I meant to formally introduce/announce this fantastic project before now, but at this moment, I want to enlist your help in making a decision on the interior of an inspiring house that I am working on. First, a bit about the project...
Leslie Hoffman, Executive Director of Earth Pledge is taking innovative green building and reuse philosophies to a new level with her current project, and personal residence, a modern beach house on bucolic Shelter Island, nestled between the twin forks of eastern Long Island. The project, named GimmeShelter, brings together a team of passionate green building professionals, led by Leslie's decades long commitment to sustainable living. The products used in this home represent the latest green technology, information on which Leslie is particularly eager to share in an effort to inform and educate. The GimmeShelter project introduces a new dimension of community to a single residential home, supporting new thinking in indoor/outdoor living. I will talk much more about this project in the coming weeks and months. I'm thrilled and honored to be a part of this project. It's pretty awesome.
I went out to the site to meet Leslie (in a huge nor'easter-60mph winds, anyone?) to take a look at a ceiling issue that Leslie needs to make a decision on right away. Design is, and must be, a collaborative process. So, we put it up for discussion, in the spirit of community, one of Leslie's defining personal philosophies. The kitchen plays an important role in this issue.
The issue is this: The angled/pitched ceiling line can be built so that it follows through the entire space, from one side to the other, the entire space having a pitched ceiling, ending on the kitchen wall...or not. Each ending wall would have a triangular shape, formed by the pitch of the ceiling. You can see this natural roof pitch on one end of the space, on the wall directly opposite the big green square section of wall.

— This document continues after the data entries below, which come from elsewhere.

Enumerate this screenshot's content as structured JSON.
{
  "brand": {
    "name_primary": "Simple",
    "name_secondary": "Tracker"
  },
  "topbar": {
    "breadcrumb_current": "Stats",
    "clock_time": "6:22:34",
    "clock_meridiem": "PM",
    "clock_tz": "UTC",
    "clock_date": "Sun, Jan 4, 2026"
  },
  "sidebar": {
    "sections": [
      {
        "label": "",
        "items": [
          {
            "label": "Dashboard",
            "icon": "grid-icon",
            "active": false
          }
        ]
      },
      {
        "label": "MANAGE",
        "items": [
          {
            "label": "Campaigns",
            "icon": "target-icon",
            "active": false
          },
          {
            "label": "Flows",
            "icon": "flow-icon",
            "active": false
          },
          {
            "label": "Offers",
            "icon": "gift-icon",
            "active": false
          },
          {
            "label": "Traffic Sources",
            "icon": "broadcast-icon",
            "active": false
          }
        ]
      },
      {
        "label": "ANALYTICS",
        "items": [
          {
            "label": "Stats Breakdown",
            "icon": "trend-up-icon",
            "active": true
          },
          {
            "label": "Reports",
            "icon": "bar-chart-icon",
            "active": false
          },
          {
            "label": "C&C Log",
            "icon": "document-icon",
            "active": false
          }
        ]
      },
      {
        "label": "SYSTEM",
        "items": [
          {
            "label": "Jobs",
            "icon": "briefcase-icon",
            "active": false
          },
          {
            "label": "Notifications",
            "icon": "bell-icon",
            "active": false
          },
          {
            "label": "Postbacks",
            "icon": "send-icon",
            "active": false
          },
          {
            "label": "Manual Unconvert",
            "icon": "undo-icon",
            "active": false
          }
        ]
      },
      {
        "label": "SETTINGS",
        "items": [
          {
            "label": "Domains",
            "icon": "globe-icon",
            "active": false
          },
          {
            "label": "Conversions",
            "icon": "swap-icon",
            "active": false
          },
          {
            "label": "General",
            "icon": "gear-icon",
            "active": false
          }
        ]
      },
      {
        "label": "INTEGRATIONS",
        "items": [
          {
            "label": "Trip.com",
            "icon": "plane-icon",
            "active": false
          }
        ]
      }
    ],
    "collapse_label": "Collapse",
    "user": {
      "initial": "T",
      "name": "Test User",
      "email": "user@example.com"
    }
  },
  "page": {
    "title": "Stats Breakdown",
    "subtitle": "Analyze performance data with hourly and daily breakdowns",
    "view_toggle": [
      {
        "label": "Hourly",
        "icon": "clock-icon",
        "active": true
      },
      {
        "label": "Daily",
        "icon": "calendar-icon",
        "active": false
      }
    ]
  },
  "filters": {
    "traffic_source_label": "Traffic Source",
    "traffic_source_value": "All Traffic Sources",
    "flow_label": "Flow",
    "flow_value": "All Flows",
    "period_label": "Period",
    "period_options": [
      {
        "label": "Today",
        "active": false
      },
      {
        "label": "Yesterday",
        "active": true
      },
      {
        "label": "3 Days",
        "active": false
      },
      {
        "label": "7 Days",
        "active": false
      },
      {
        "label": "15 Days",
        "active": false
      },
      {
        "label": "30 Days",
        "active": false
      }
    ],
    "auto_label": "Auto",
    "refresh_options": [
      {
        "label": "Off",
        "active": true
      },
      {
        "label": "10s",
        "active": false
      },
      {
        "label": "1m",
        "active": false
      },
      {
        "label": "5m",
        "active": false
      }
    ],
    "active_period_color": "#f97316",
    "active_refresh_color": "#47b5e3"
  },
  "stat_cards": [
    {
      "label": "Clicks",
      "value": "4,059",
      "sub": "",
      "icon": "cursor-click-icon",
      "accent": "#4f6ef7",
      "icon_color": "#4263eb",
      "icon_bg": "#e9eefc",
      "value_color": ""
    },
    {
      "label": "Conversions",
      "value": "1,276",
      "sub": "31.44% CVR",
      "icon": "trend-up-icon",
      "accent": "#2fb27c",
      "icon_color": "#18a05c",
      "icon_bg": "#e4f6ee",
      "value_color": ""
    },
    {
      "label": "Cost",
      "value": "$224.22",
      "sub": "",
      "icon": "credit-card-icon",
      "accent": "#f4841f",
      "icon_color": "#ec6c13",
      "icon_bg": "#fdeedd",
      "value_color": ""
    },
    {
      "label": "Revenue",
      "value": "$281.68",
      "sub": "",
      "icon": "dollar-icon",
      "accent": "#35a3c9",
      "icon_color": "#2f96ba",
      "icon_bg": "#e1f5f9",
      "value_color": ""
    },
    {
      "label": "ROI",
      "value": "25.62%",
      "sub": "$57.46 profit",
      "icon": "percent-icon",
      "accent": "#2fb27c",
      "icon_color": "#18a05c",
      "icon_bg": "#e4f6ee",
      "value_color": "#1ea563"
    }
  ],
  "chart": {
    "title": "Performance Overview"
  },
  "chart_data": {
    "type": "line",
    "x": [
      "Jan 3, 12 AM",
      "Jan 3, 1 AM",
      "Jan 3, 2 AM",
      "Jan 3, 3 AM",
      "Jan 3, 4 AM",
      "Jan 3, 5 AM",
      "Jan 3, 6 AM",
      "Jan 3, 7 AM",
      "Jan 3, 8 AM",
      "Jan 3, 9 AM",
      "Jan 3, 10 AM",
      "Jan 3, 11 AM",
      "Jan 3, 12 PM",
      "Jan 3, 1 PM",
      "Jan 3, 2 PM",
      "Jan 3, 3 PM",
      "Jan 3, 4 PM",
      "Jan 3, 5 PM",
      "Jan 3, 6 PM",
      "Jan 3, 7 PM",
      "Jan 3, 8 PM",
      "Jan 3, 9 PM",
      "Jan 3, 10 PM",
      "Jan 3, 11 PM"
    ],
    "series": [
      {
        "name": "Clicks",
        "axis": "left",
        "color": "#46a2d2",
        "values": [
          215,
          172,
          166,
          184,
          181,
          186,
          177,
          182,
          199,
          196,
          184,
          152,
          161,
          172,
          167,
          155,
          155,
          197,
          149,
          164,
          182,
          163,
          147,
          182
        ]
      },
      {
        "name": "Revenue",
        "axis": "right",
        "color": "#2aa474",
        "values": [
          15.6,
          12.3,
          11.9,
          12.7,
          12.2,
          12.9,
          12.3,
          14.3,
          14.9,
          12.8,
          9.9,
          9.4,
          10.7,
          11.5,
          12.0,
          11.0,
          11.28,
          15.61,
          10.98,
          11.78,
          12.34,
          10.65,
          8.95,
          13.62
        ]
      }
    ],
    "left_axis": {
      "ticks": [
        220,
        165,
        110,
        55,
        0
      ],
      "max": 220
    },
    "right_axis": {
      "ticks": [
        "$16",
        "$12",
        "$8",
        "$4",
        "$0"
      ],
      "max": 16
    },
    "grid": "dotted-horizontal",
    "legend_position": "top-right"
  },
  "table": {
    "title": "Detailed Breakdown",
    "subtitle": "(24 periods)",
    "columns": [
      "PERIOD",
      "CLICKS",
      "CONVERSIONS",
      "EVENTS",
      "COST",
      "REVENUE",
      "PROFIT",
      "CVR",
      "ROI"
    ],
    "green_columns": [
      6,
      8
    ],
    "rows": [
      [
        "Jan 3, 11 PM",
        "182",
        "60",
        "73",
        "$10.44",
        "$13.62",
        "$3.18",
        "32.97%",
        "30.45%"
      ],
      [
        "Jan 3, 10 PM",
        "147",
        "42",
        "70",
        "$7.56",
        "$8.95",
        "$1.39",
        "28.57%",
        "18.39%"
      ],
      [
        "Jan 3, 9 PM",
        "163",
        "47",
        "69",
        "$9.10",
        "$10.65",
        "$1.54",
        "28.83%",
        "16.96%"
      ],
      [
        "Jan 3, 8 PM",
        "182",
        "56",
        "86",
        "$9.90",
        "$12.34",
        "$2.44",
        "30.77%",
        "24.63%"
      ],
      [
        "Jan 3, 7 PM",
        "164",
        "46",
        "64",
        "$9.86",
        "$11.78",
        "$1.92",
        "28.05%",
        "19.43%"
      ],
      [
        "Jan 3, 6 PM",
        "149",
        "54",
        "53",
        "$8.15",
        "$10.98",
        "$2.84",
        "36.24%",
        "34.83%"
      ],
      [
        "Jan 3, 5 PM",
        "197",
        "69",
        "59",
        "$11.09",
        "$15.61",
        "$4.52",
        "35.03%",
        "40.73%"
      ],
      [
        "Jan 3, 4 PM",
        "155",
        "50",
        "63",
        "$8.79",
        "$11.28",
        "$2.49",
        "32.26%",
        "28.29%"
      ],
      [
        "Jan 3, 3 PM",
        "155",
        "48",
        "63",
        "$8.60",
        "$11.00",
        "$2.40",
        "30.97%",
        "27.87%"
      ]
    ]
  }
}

One issue to consider is that there will be a wall of 8' tall doors, situated below the start of this higher wall (seen in green), extending to the exterior wall at the front of the house (toward the right of the image). The doors will be made of American walnut in a natural finish, harvested locally to the manufacturer. This "wall" of walnut is a strong visual element.
While the entire space is light filled with high ceilings, my concern lays with this wall of walnut being "heavy" on one end. Therefore, I would lean toward NOT continuing the natural slope of the ceiling all across the space. Given that there are walls of glass at the front and rear of the house, another theory might support a lower ceiling in order to "see" the interiors and their outdoor spaces in a more horizontal, rather than vertical, plane. The walnut "wall" of doors in the kitchen may, then, appear somewhat heavier.
Please tell us what you think about this issue. What would you do? Should the angled wall above Leslie in the last image be constructed to go all the way across the room to the other side? BE A FAN OF THE GIMME SHELTER GROUP ON FACEBOOK
Below: the wall directly opposite the square green wall on the other side of the room